A two-part list of links to download the article, or parts of the article, in various formats.

Downloads (link to download the article as PDF)

Open citations (links to open the citations from this article in various online reference manager services)

Cite this article (links to download the citations from this article in formats compatible with various reference manager tools)

  1. Laura Alonso-Herranz
  2. Álvaro Sahún-Español
  3. Ana Paredes
  4. Pilar Gonzalo
  5. Polyxeni Gkontra
  6. Vanessa Núñez
  7. Cristina Clemente
  8. Marta Cedenilla
  9. María Villalba-Orero
  10. Javier Inserte
  11. David García-Dorado
  12. Alicia G Arroyo
  13. Mercedes Ricote
(2020)
Macrophages promote endothelial-to-mesenchymal transition via MT1-MMP/TGFβ1 after myocardial infarction
eLife 9:e57920.
https://doi.org/10.7554/eLife.57920

Further reading

    1. Immunology and Inflammation
    Yemsratch T Akalu et al.
    Research Article

    Knockout (KO) mouse models play critical roles in elucidating biological processes behind disease-associated or disease-resistant traits. As a presumed consequence of gene KO, mice display certain phenotypes. Based on insight into the molecular role of said gene in a biological process, it is inferred that the particular biological process causally underlies the trait. This approach has been crucial towards understanding the basis of pathological and/or advantageous traits associated with Mertk KO mice. Mertk KO mice suffer from severe, early-onset retinal degeneration. MERTK, expressed in retinal pigment epithelia, is a receptor tyrosine kinase with a critical role in phagocytosis of apoptotic cells or cellular debris. Therefore, early-onset, severe retinal degeneration was described to be a direct consequence of failed MERTK-mediated phagocytosis of photoreceptor outer segments by retinal pigment epithelia. Here we report that the loss of Mertk alone is not sufficient for retinal degeneration. The widely used Mertk KO mouse carries multiple coincidental changes in its genome that affect the expression of a number of genes, including the Mertk paralog Tyro3. Retinal degeneration manifests only when the function of Tyro3 is concomitantly lost. Furthermore, Mertk KO mice display improved anti-tumor immunity. MERTK is expressed in macrophages. Therefore, enhanced anti-tumor immunity was inferred to result from the failure of macrophages to dispose of cancer cell corpses, resulting in a pro-inflammatory tumor microenvironment. The resistance against two syngeneic mouse tumor models observed in Mertk KO mice is not, however, phenocopied by the loss of Mertk alone. Neither Tyro3, nor macrophage phagocytosis by alternate genetic redundancy, account for the absence of anti-tumor immunity. Collectively, our results indicate that context-dependent epistasis of independent modifier alleles determines Mertk KO traits.

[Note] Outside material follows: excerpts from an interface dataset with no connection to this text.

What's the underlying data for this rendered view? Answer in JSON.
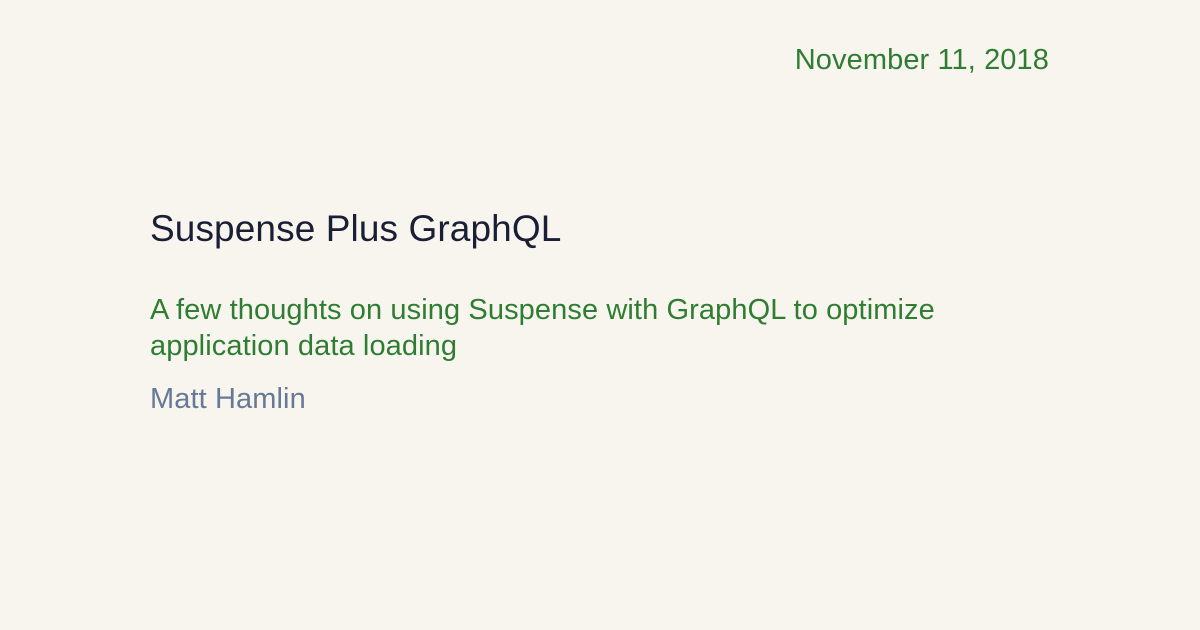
{
  "post": {
    "date": "November 11, 2018",
    "title": "Suspense Plus GraphQL",
    "subtitle": "A few thoughts on using Suspense with GraphQL to optimize application data loading",
    "author": "Matt Hamlin"
  },
  "colors": {
    "background": "#f8f4ee",
    "title": "#1a1f36",
    "accent": "#2f7d32",
    "author": "#667996"
  }
}
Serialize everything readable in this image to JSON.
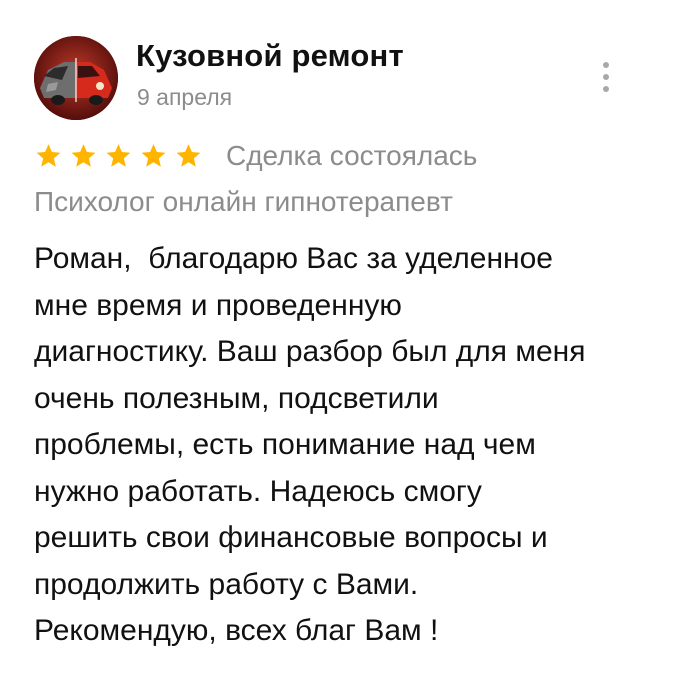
{
  "review": {
    "author": {
      "name": "Кузовной ремонт",
      "avatar_icon": "car-repair-avatar-icon"
    },
    "date": "9 апреля",
    "more_icon": "more-vertical-icon",
    "rating": {
      "stars": 5,
      "max": 5,
      "star_color": "#FFB400"
    },
    "deal_status": "Сделка состоялась",
    "service": "Психолог онлайн гипнотерапевт",
    "text_lines": [
      "Роман,  благодарю Вас за уделенное",
      "мне время и проведенную",
      "диагностику. Ваш разбор был для меня",
      "очень полезным, подсветили",
      "проблемы, есть понимание над чем",
      "нужно работать. Надеюсь смогу",
      "решить свои финансовые вопросы и",
      "продолжить работу с Вами.",
      "Рекомендую, всех благ Вам !"
    ]
  },
  "colors": {
    "primary_text": "#111111",
    "secondary_text": "#8C8C8C",
    "star": "#FFB400",
    "dots": "#A8A8A8"
  }
}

    1. Immunology and Inflammation
    Joseph Wayne M Fowler et al.
    Research Article

    There is a growing appreciation that a tight relationship exists between cholesterol homeostasis and immunity in leukocytes, however, this relationship has not been deeply explored in the vascular endothelium. Endothelial cells (ECs) rapidly respond to extrinsic signals, such as tissue damage or microbial infection, by upregulating factors to activate and recruit circulating leukocytes to the site of injury and aberrant activation of ECs leads to inflammatory based diseases, such as multiple sclerosis and atherosclerosis. Here, we studied the role of cholesterol and a key transcription regulator of cholesterol homeostasis, SREBP2, in the EC responses to inflammatory stress. Treatment of primary human ECs with pro-inflammatory cytokines upregulated SREBP2 cleavage and cholesterol biosynthetic gene expression within the late phase of the acute inflammatory response. Furthermore, SREBP2 activation was dependent on NF-kB DNA binding and canonical SCAP-SREBP2 processing. Mechanistically, inflammatory activation of SREBP was mediated by a reduction in accessible cholesterol, leading to heightened sterol sensing and downstream SREBP2 cleavage. Detailed analysis of NF-kB inducible genes that may impact sterol sensing resulted in the identification of a novel RELA-inducible target, STARD10, that mediates accessible cholesterol homeostasis in ECs. Thus, this study provides an in-depth characterization of the relationship between cholesterol homeostasis and the acute inflammatory response in EC.